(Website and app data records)
§ §

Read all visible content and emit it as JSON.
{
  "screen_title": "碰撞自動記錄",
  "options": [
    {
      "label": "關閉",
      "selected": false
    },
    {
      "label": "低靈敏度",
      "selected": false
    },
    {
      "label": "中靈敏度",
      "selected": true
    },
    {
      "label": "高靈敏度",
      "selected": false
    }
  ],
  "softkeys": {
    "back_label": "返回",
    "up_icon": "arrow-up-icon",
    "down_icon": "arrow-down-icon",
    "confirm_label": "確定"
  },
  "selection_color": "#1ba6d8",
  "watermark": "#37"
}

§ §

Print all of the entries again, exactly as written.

Read all visible content and emit it as JSON.
{
  "screen_title": "碰撞自動記錄",
  "options": [
    {
      "label": "關閉",
      "selected": false
    },
    {
      "label": "低靈敏度",
      "selected": false
    },
    {
      "label": "中靈敏度",
      "selected": true
    },
    {
      "label": "高靈敏度",
      "selected": false
    }
  ],
  "softkeys": {
    "back_label": "返回",
    "up_icon": "arrow-up-icon",
    "down_icon": "arrow-down-icon",
    "confirm_label": "確定"
  },
  "selection_color": "#1ba6d8",
  "watermark": "#37"
}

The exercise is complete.